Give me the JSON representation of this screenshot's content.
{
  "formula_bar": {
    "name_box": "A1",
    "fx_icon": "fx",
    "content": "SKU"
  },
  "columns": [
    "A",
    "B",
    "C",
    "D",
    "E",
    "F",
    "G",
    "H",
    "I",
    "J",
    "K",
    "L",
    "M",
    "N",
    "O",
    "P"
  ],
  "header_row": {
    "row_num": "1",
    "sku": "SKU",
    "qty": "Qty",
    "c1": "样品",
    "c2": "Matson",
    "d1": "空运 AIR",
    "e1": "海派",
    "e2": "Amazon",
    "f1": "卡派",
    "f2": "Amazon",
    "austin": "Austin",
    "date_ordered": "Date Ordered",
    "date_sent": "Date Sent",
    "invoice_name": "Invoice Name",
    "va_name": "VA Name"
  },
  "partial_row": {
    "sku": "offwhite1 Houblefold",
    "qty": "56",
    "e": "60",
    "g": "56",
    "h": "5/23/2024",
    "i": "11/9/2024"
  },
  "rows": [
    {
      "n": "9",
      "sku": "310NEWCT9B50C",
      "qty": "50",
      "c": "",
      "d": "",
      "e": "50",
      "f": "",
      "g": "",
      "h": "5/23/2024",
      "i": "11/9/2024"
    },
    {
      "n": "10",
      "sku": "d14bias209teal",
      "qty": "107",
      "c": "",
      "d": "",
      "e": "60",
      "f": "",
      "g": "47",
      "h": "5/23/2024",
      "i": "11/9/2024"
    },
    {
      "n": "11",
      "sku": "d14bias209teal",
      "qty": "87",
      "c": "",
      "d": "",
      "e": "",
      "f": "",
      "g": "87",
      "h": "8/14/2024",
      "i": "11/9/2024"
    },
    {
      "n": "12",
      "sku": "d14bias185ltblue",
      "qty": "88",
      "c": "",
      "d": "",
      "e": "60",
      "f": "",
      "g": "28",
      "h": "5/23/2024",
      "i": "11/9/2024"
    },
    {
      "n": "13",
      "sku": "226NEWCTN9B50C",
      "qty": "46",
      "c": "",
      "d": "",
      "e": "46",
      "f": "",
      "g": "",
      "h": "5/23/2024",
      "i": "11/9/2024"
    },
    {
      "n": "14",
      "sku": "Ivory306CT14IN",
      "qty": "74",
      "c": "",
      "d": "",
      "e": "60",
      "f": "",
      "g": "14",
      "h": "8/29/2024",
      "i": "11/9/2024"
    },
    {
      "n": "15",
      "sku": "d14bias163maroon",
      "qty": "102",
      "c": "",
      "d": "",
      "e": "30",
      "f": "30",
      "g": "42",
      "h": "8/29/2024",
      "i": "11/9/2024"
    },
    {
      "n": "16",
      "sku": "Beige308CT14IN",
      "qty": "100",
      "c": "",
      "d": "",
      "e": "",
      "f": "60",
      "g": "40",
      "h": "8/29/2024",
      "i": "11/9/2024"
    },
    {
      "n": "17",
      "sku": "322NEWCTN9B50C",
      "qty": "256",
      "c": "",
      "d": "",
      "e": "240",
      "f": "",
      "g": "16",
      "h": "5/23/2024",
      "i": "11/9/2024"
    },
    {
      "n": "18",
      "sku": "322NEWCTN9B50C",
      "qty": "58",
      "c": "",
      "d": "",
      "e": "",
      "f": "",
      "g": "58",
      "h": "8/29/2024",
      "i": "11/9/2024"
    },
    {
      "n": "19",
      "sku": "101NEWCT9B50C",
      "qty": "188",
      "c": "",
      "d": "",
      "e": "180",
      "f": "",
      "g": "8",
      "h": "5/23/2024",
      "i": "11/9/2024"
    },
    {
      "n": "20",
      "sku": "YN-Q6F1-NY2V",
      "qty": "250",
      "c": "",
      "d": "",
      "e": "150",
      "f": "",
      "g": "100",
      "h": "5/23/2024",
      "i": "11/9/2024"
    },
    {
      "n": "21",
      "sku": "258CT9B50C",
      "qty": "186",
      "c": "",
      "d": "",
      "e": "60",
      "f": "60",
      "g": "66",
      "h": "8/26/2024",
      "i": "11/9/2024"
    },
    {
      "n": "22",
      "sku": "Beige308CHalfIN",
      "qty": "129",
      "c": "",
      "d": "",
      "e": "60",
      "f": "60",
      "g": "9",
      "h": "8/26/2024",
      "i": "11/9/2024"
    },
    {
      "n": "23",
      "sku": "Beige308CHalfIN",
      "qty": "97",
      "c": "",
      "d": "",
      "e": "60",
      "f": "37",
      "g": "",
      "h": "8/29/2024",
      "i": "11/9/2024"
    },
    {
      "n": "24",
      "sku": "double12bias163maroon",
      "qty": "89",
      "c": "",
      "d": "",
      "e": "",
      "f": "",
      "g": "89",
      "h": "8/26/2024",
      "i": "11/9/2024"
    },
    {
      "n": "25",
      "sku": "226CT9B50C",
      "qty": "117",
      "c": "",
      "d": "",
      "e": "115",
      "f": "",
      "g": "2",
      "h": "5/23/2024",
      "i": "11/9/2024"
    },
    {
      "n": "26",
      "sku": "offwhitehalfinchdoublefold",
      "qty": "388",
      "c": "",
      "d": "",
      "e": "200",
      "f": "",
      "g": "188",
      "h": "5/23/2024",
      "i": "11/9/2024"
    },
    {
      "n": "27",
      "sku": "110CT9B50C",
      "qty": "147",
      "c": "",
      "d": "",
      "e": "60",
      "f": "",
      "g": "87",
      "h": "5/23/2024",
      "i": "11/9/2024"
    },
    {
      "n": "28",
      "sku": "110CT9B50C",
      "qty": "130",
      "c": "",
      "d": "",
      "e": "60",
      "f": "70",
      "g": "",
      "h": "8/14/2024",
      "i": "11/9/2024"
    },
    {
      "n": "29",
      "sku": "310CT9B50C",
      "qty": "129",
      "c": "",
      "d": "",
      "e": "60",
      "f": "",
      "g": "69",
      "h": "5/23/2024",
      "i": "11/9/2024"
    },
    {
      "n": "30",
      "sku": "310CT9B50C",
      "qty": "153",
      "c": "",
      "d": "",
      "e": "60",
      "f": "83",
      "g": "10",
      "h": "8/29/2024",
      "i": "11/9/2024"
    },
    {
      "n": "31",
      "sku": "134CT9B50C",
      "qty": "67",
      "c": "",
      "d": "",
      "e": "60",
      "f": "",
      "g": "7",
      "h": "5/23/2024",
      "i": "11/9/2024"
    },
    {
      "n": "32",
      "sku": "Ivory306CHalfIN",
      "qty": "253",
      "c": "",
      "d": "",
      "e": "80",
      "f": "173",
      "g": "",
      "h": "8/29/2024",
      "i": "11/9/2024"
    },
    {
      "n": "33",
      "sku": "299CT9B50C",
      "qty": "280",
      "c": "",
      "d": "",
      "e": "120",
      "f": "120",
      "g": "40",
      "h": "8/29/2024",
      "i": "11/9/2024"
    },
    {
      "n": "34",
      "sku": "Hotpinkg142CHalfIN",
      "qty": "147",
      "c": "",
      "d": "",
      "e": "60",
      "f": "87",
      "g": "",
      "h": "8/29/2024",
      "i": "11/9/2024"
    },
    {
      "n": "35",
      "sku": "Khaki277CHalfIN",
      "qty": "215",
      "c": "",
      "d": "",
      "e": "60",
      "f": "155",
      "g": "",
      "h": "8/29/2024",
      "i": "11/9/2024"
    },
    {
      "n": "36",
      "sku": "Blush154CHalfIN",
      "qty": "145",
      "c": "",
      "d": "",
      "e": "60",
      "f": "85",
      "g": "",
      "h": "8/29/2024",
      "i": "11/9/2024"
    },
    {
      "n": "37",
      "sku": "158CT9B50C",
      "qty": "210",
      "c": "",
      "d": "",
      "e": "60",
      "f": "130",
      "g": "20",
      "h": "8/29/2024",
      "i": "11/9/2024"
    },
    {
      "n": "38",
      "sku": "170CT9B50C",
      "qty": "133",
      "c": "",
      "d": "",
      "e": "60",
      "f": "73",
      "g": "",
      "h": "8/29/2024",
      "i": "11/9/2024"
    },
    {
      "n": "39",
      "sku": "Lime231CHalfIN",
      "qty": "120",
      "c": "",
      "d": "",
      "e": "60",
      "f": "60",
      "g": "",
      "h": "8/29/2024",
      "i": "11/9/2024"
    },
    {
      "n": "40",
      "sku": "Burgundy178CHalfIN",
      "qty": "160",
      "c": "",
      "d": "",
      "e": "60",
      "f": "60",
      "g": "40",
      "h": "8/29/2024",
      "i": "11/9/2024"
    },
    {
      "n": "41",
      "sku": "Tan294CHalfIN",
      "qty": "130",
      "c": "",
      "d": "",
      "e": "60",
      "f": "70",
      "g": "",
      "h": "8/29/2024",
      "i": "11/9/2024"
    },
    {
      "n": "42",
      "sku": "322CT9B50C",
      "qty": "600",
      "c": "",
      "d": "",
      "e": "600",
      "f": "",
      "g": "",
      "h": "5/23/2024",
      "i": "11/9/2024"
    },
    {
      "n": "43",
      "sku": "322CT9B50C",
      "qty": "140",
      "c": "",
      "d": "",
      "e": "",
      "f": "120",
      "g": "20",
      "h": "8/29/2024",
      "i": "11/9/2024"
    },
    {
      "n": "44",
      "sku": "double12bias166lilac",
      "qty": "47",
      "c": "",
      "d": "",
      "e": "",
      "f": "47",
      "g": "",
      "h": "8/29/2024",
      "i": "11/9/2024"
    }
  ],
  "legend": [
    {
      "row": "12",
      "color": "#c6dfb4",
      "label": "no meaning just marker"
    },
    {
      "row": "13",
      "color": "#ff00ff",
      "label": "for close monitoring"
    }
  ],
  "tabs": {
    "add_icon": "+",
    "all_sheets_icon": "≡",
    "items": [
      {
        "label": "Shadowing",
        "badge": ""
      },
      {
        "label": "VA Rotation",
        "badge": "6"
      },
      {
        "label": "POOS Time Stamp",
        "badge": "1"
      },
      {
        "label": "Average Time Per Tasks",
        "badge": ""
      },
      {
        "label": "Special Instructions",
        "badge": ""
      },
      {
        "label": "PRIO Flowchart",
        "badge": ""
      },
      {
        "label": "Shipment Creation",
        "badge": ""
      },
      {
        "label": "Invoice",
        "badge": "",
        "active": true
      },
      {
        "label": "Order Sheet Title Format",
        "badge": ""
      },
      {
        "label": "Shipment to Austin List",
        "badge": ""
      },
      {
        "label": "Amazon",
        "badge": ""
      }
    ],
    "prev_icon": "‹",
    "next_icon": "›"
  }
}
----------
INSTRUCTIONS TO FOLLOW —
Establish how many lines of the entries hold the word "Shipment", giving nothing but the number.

SOLUTION —
2